In the Matter of the Marriage of Roslyn Marie Babin, Appellee, and Nickey Nickles Babin, Appellant.
Under the Uniformed Services Former Spouses' Protection
Act, 10 U.S.C. § 1408 (2016), state courts may treat
disposable military retirement pay as marital property in
domestic actions. However, federal law preempts such courts
from ordering the division of military disability benefits
and the distribution of any portion of those benefits to a
veteran's former spouse.
any portion of a veteran's military retirement pay is
reclassified as disability benefits by the Veteran's
Administration, under the preemption doctrine any such
reclassified portion is the veteran's exclusively and is
no longer subject to a state court order of distribution to
such veteran's former spouse. This is true even if the
parties have agreed differently and the court has adopted
such agreement. The parties cannot rely on the sanctity of
contract to escape federal preemption.
Although the district court cannot order the division of
military disability benefits, it is permissible for the court
to consider the financial effect of disability pay when
dividing assets and ordering spousal support.
from Dickinson District Court; Benjamin J. Sexton, judge.
A. Luckman, of Stumbo Hanson, L.L.P., of Topeka, for
Charles Rombold, of Hoover, Schermerhorn, Edwards, Pinaire
& Rombold, of Junction City, for appellee.
Schroeder, P.J., Standridge, J., and Walker, S.J.
Nickles Babin and Roslyn Marie Babin originally reached a
mediated property settlement agreement in their divorce, but
issues arose between the parties after mediation was
complete. The district court granted the parties'
divorce, but litigation continued regarding the division of
property and spousal maintenance. Even though Nickey had
agreed to give 43% of his military disability benefits to
Roslyn as part of the settlement agreement, he later argued

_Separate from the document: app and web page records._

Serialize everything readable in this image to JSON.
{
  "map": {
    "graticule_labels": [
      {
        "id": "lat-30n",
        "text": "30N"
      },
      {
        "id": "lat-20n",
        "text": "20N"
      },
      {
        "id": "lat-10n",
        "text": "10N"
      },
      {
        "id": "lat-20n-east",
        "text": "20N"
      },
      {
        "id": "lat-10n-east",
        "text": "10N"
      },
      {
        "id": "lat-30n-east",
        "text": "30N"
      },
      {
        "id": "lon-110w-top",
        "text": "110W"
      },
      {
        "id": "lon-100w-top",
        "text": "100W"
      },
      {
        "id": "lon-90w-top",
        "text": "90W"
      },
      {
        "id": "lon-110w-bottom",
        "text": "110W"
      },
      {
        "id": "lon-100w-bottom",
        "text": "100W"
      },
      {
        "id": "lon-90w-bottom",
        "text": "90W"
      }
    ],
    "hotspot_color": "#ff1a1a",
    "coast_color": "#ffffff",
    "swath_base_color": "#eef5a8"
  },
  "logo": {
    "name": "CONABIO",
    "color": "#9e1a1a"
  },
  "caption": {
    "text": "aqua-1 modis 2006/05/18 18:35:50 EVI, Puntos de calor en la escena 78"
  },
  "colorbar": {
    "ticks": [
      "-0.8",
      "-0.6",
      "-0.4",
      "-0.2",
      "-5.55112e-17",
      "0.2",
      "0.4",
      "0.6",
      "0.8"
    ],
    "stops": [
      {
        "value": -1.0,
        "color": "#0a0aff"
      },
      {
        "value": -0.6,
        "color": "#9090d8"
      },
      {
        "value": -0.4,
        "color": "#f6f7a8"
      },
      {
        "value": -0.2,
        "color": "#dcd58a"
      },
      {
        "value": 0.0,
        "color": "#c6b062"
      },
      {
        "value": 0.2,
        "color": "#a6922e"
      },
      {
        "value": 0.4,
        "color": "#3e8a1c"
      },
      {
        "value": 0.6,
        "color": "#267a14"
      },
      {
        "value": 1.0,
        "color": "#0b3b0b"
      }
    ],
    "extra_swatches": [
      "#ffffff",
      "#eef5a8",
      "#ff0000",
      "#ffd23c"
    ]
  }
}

that federal preemption prohibited the district court from
dividing military disability benefits in a divorce. The
district court ruled that the mediation agreement was plain
and unambiguous and adopted the mediation agreement as its
order. Nickey appeals from the district court's order
approving a division of his military disability benefits. We
concur with Nickey that the district court lacked
jurisdiction to divide his military disability pay because of
federal preemption, even though a property settlement
agreement allowing for the division of disability pay had
been reached through mediation. We thus reverse the district
court's orders approving the settlement and remand the
case for further proceedings.
and Roslyn were married in March 1994. During all but the
last few months of the marriage, Nickey was an active duty
member of the United States Army. He retired on August 1,
filed a petition for separate maintenance on September 1,
2016. In response, Nicky filed an answer and a
counter-petition for divorce. Ultimately the parties agreed
to treat the matter as a divorce action.
parties entered into mediation in November 2016. At the end
of mediation, the parties signed a handwritten document dated
November 29, 2016, memorializing the primary terms of a
property settlement agreement. In pertinent part, the
document provided: "4. Military retirement, disability
and any back pay divided 43% to Wife and 57% to Husband.
district court granted Nickey and Roslyn a decree of divorce
on December 22, 2016, but the division of property was
continued for a later time for two reasons: (1) Nickey was
proposing an alternative to the settlement agreement's
provisions for life insurance and (2) Nickey claimed that
Roslyn's purchase of a new vehicle was either contrary to
the agreement, or the parties did not have a "meeting of
the minds" when they provided for Roslyn's
postdivorce transportation in the agreement.
filed his proposed formal findings for the district court on
February 2, 2017.At a hearing on the proposed findings held
on February 6, 2017, Nickey came forward with another
objection to the agreement. In this new argument, Nickey
claimed that he did not agree to allocate 43% of his
disability pay to Roslyn. In his proposed formal settlement
agreement, the language indicated Roslyn was to be awarded a
43% share of his "disposable military retired pay"
without reference to disability payments. This was calculated
to be $1, 237.52 based on a net disposable retirement pay of
$2, 877.95. Even though it was not detailed in the mediation
document, Nickey proposed that any later reduction in
disposable military retired pay by ...